MURRAY HILL, N.J. – Struggling telecommunications equipment giant Lucent Technologies Inc. said Tuesday its second-quarter results plunged as the slowdown in customer spending combined with its restructuring to drag down results.
The company, based in Murray Hill, N.J., reported an operating loss of $3.7 billion, or $1.08 per diluted share, excluding the Agere unit that was recently partly spun off, compared with net income of $755 million, or 23 cents a share, in the same period last year.
This year's results included $2.7 billion in business restructuring and one-time charges, as well as amortization of goodwill and other acquired intangibles and a loss from discontinued operations.
Lucent's stock closed Monday down 3 percent, or 31 cents, at $9.20 on the New York Stock Exchange. Over the past year, it has underperformed the Standard & Poor's 500 Index by more than 80 percent. In premarket trading, Lucent rose to $9.30.
The $2.7 billion in restructuring and other one-time charges was wider than the $1.2 billion to $1.6 billion projected in January when Lucent announced its seven-point restructuring plan. Lucent said other charges may still be taken.
Excluding the various charges and costs, the pro forma loss was 37 cents a share, compared to a gain of 16 cents in the year-ago period, the company said. On a sequential basis, results improved slightly from a pro forma loss of 39 cents in the first quarter.
The company said in January its financial results would improve each quarter through the year.
``As we've said, fiscal year 2001 is a transition and rebuilding year for Lucent,'' Lucent Chairman and CEO Henry Schacht said in a statement.
``Despite market conditions, we expect modest sequential improvement on the top line and, as we've said previously, we expect greater sequential improvement on the bottom line from the 37 cents pro forma loss per share we reported this quarter, as we feel the full impact of the business restructuring program in the third and fourth fiscal quarters of 2001,'' he added.
Lucent said losses relating to its Winstar Communications loans and the writedowns of certain equity investments totaled 15 cents a share. It said it has fully reserved for its loans to Winstar, which recently filed for bankruptcy protection and filed a $10 billion lawsuit against Lucent.
Analysts on average had expected a loss of 23 cents a share with a range of a loss of 12 cents to a loss of 47 cents, but that estimate included results at Agere, according to Thomson Financial/First Call, which tracks estimates. Lucent expects to complete the Agere spinoff by the end of September.
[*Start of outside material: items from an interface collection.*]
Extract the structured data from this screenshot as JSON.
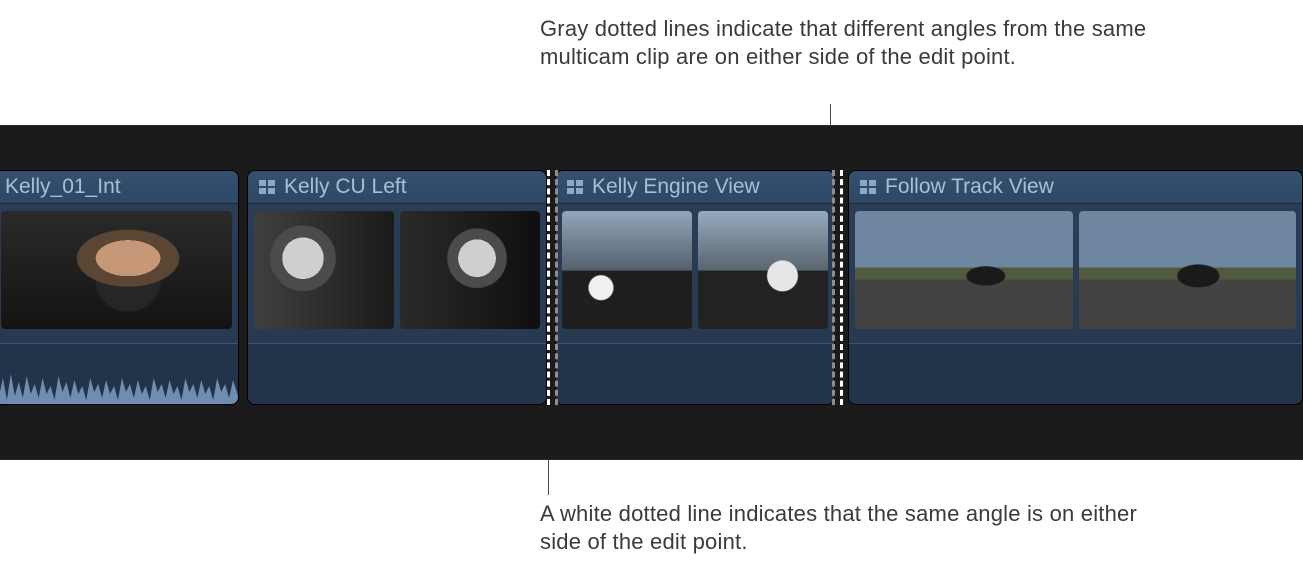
{
  "callouts": {
    "top": "Gray dotted lines indicate that different angles from the same multicam clip are on either side of the edit point.",
    "bottom": "A white dotted line indicates that the same angle is on either side of the edit point."
  },
  "clips": [
    {
      "label": "Kelly_01_Int",
      "multicam": false
    },
    {
      "label": "Kelly CU Left",
      "multicam": true
    },
    {
      "label": "Kelly Engine View",
      "multicam": true
    },
    {
      "label": "Follow Track View",
      "multicam": true
    }
  ],
  "edit_points": {
    "white_dotted": {
      "meaning": "same angle on either side"
    },
    "gray_dotted": {
      "meaning": "different angles on either side"
    }
  }
}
Revenues from continuing operations for the quarter ended March 31 fell 18 percent to $5.9 billion from $7.2 billion. Excluding the various costs, pro forma revenues fell 17 percent to $5.9 billion.
On a sequential basis, Lucent's pro forma revenues rose 36 percent from the first quarter.
The company reported a net loss from discontinued operations at Agere in the second quarter of $308 million.
Lucent said it made 2,000 of the 10,000 job cuts it had announced in January and eliminated 2,200 of the 6,000 contractor jobs it had targeted.
The company also said it cut debt maturing within one year to $2.31 billion at the end of March from $5.01 billion at the end of last year.
Lucent said it reduced its receivables by $700 million, and its operating expenses by $75 million, or $300 million on an annual basis. The company said it is on target to hit its goal of $2 billion in annualized savings, excluding further reserves for its vendor financing deals.
Lucent said it cut its capital spending $100 million more than originally planned and is on track to cut fiscal 2001 capital spending budget by $400 million from previously planned levels.
The beleaguered company -- laden with debt and shrinking market share -- is not alone, however, as demand in the telecom equipment sector has slowed, analysts said.
Nortel Networks, the largest telecom gear maker, last week reported first-quarter losses in line with an earlier warning, but said earnings could improve next quarter as it cuts 5,000 more jobs and trims costs.
In January, Lucent reported a $1 billion first-quarter operating loss, and launched the restructuring that included job cuts totaling 16,000, or 15 percent of its work force.
Since then, the company has partly spun off Agere, which helped it pay down its commercial-paper debt; negotiated $4.5 billion in new credit lines; and announced plans to possibly sell its fiber-cable unit, which analysts said could generate $4 billion to $8 billion. Lucent recently called rumors it would file for bankruptcy ``absolutely false.''